→ **Assignment**: The entries are to be repeated exactly, with all pictures omitted.

Content starts

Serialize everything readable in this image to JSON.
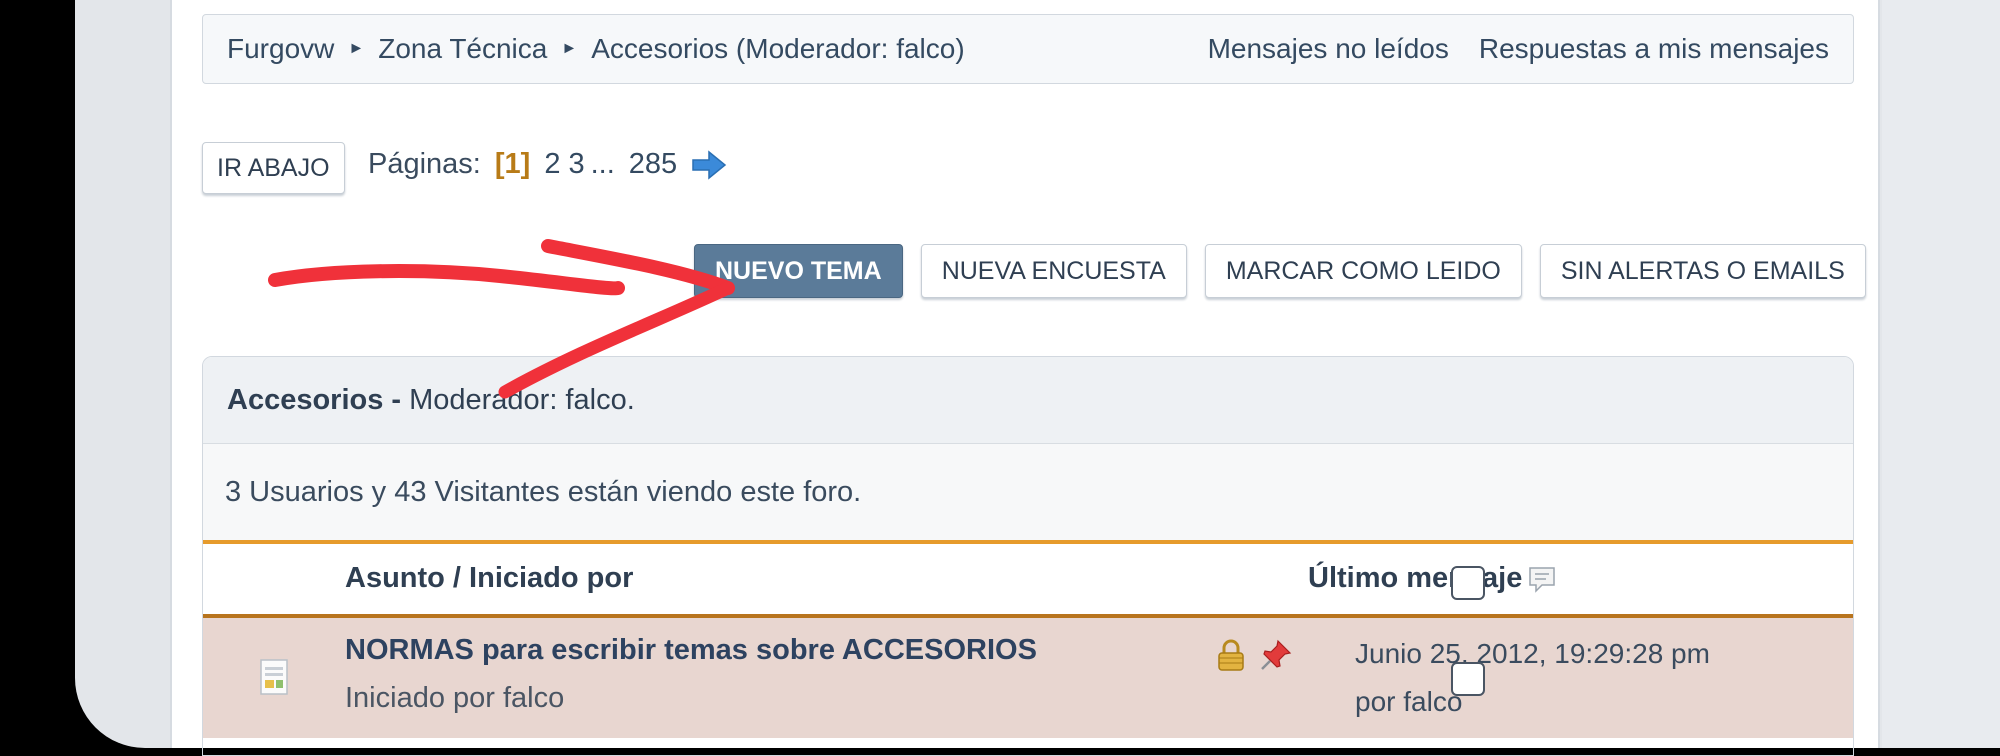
{
  "breadcrumb": {
    "items": [
      "Furgovw",
      "Zona Técnica",
      "Accesorios (Moderador: falco)"
    ],
    "separator": "►"
  },
  "nav_links": {
    "unread": "Mensajes no leídos",
    "replies": "Respuestas a mis mensajes"
  },
  "go_down_button": "IR ABAJO",
  "pagination": {
    "label": "Páginas:",
    "current": "[1]",
    "pages": [
      "2",
      "3"
    ],
    "ellipsis": "...",
    "last": "285"
  },
  "actions": {
    "new_topic": "NUEVO TEMA",
    "new_poll": "NUEVA ENCUESTA",
    "mark_read": "MARCAR COMO LEIDO",
    "no_alerts": "SIN ALERTAS O EMAILS"
  },
  "forum": {
    "name": "Accesorios -",
    "moderator": "Moderador: falco.",
    "viewers": "3 Usuarios y 43 Visitantes están viendo este foro."
  },
  "columns": {
    "subject": "Asunto / Iniciado por",
    "last_post": "Último mensaje"
  },
  "topics": [
    {
      "title": "NORMAS para escribir temas sobre ACCESORIOS",
      "starter": "Iniciado por falco",
      "date": "Junio 25, 2012, 19:29:28 pm",
      "by": "por falco",
      "locked": true,
      "sticky": true
    }
  ],
  "colors": {
    "primary_button": "#5b7b99",
    "accent_orange": "#e69b2c",
    "row_bg": "#e8d6d0",
    "annotation_red": "#f0313a"
  }
}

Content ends

→ **Response below**:
Serialize everything readable in this image to JSON.
{
  "breadcrumb": {
    "items": [
      "Furgovw",
      "Zona Técnica",
      "Accesorios (Moderador: falco)"
    ],
    "separator": "►"
  },
  "nav_links": {
    "unread": "Mensajes no leídos",
    "replies": "Respuestas a mis mensajes"
  },
  "go_down_button": "IR ABAJO",
  "pagination": {
    "label": "Páginas:",
    "current": "[1]",
    "pages": [
      "2",
      "3"
    ],
    "ellipsis": "...",
    "last": "285"
  },
  "actions": {
    "new_topic": "NUEVO TEMA",
    "new_poll": "NUEVA ENCUESTA",
    "mark_read": "MARCAR COMO LEIDO",
    "no_alerts": "SIN ALERTAS O EMAILS"
  },
  "forum": {
    "name": "Accesorios -",
    "moderator": "Moderador: falco.",
    "viewers": "3 Usuarios y 43 Visitantes están viendo este foro."
  },
  "columns": {
    "subject": "Asunto / Iniciado por",
    "last_post": "Último mensaje"
  },
  "topics": [
    {
      "title": "NORMAS para escribir temas sobre ACCESORIOS",
      "starter": "Iniciado por falco",
      "date": "Junio 25, 2012, 19:29:28 pm",
      "by": "por falco",
      "locked": true,
      "sticky": true
    }
  ],
  "colors": {
    "primary_button": "#5b7b99",
    "accent_orange": "#e69b2c",
    "row_bg": "#e8d6d0",
    "annotation_red": "#f0313a"
  }
}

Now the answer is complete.